Rossland has set out to make it easier for communities in the region to start a heritage commission, by offering to act as a resource.
Jackie Drysdale, chair of the Rossland Heritage Commission, explained the possibilities to Regional District of Kootenay Boundary board members last week.
Currently the commission keeps a registry of heritage sites in Rossland, which includes over 30 buildings, such as the Miners’ Hall, built in 1898, and the Bank of Montreal, built between 1898 and ’99.
Drysdale said they are working on a three year plan for the restoration of the Rossland Cemetery.
She offered some steps to start to make heritage a priority in other communities.
First they need to seek out the support and leadership of local government, through an official community plan or council motion.
After that they need to identify citizens who are willing to work voluntarily.
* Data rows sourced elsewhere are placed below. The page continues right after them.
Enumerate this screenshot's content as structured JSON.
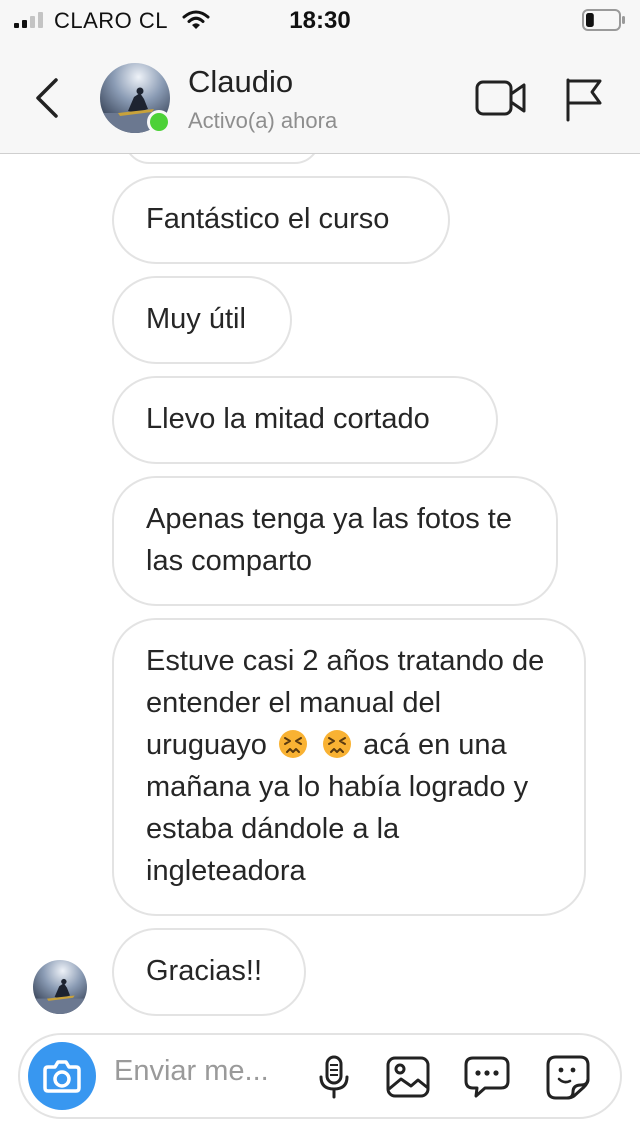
{
  "status_bar": {
    "carrier": "CLARO CL",
    "time": "18:30",
    "signal_bars": 2,
    "signal_total": 4,
    "battery_level": 0.25
  },
  "header": {
    "name": "Claudio",
    "status": "Activo(a) ahora",
    "online": true
  },
  "messages": [
    {
      "text": "Fantástico el curso"
    },
    {
      "text": "Muy útil"
    },
    {
      "text": "Llevo la mitad cortado"
    },
    {
      "text": "Apenas tenga ya las fotos te las comparto"
    },
    {
      "text_before_emoji": "Estuve casi 2 años tratando de entender el manual del uruguayo",
      "emoji": "confounded-face",
      "emoji_count": 2,
      "text_after_emoji": "acá en una mañana ya lo había logrado y estaba dándole a la ingleteadora"
    },
    {
      "text": "Gracias!!"
    }
  ],
  "composer": {
    "placeholder": "Enviar me..."
  },
  "colors": {
    "accent": "#3897f0",
    "online": "#4cd137",
    "bubble_border": "#e3e3e3",
    "emoji_face": "#f9b233"
  },
  "icons": {
    "back": "chevron-left-icon",
    "video": "video-camera-icon",
    "flag": "flag-icon",
    "camera": "camera-icon",
    "mic": "microphone-icon",
    "gallery": "image-icon",
    "quick_reply": "chat-bubble-icon",
    "sticker": "sticker-icon"
  }
}
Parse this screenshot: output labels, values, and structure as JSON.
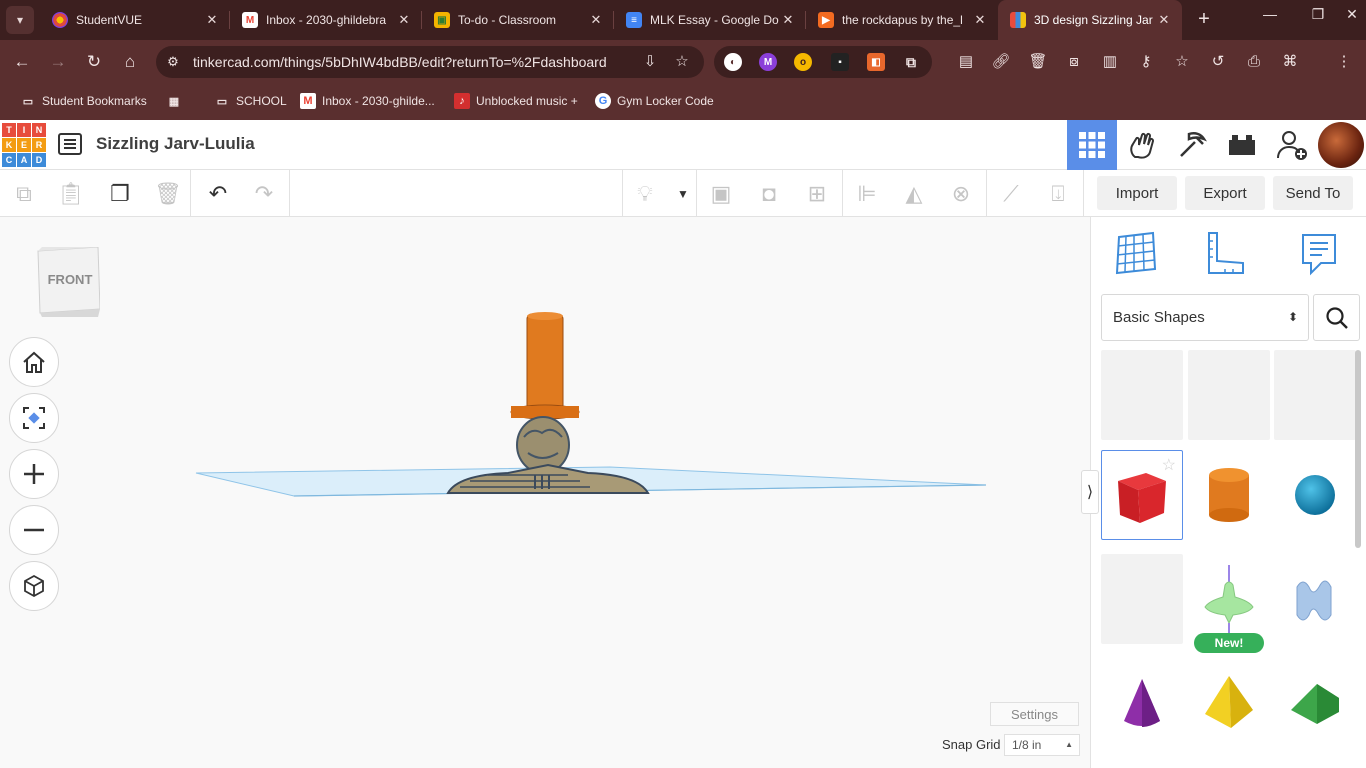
{
  "browser": {
    "tabs": [
      {
        "title": "StudentVUE",
        "favicon": "studentvue-icon",
        "color": "#7b3fe4"
      },
      {
        "title": "Inbox - 2030-ghildebra",
        "favicon": "gmail-icon",
        "color": "#ea4335"
      },
      {
        "title": "To-do - Classroom",
        "favicon": "classroom-icon",
        "color": "#f4b400"
      },
      {
        "title": "MLK Essay - Google Do",
        "favicon": "docs-icon",
        "color": "#4285f4"
      },
      {
        "title": "the rockdapus by the_l",
        "favicon": "app-icon",
        "color": "#f36b21"
      },
      {
        "title": "3D design Sizzling Jar",
        "favicon": "tinkercad-icon",
        "color": "#3d8bd9"
      }
    ],
    "url": "tinkercad.com/things/5bDhIW4bdBB/edit?returnTo=%2Fdashboard",
    "bookmarks": [
      {
        "label": "Student Bookmarks",
        "icon": "managed-folder-icon"
      },
      {
        "label": "",
        "icon": "apps-grid-icon"
      },
      {
        "label": "SCHOOL",
        "icon": "folder-icon"
      },
      {
        "label": "Inbox - 2030-ghilde...",
        "icon": "gmail-icon"
      },
      {
        "label": "Unblocked music +",
        "icon": "music-icon"
      },
      {
        "label": "Gym Locker Code",
        "icon": "google-icon"
      }
    ]
  },
  "app": {
    "logo_letters": [
      "T",
      "I",
      "N",
      "K",
      "E",
      "R",
      "C",
      "A",
      "D"
    ],
    "design_title": "Sizzling Jarv-Luulia",
    "viewcube_label": "FRONT",
    "actions": {
      "import": "Import",
      "export": "Export",
      "send_to": "Send To"
    },
    "settings_label": "Settings",
    "snap_grid_label": "Snap Grid",
    "snap_grid_value": "1/8 in",
    "shape_category": "Basic Shapes",
    "new_badge": "New!",
    "colors": {
      "accent": "#5a8ee8",
      "orange": "#e07a1f",
      "badge_green": "#36b05a"
    }
  }
}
She said there is also opportunity to use existing societies to help with this.
Next is to call on the provincial heritage branch for help in evaluating your communities heritage.
Drysdale said that while a regional heritage commission is desirable as a way of seeing the common and unique themes of the heritage of our region, it would be premature at this time to go ahead add a new function to the regional district.
“You need to move forward at the local level first,” she said. “Let the goal be a regional heritage commission made up of informed individuals of their own communities to then talk about the possible efficiencies.”
Drysdale touched on grant opportunities as well.
“If you want to go for grants in the province, particularly the Heritage Legacy Grant, then you have to have a registry, you have to go identify that building or site as being really important to the community,” she explained, adding that because other bodies that deliver assistance are starting to work with the same parameters, its even more important to start a registry early.
She said there are also tools that can help once the restoration begins, since the tax can then be held at the same level for the next five or 10 years despite the improvements that would drive a the value up.
“I hope that as a board, and back to councils, that we might get some motions in place,” Drysdale said. “Heritage is only moving forward in terms of visibility.”
Kathy Wallace, Rossland’s representative on the board, echoed the invitation to get advice from the Rossland Heritage Commission.
“If any other communities do have questions, then Jackie and her crew are able to answer them,”Wallace said.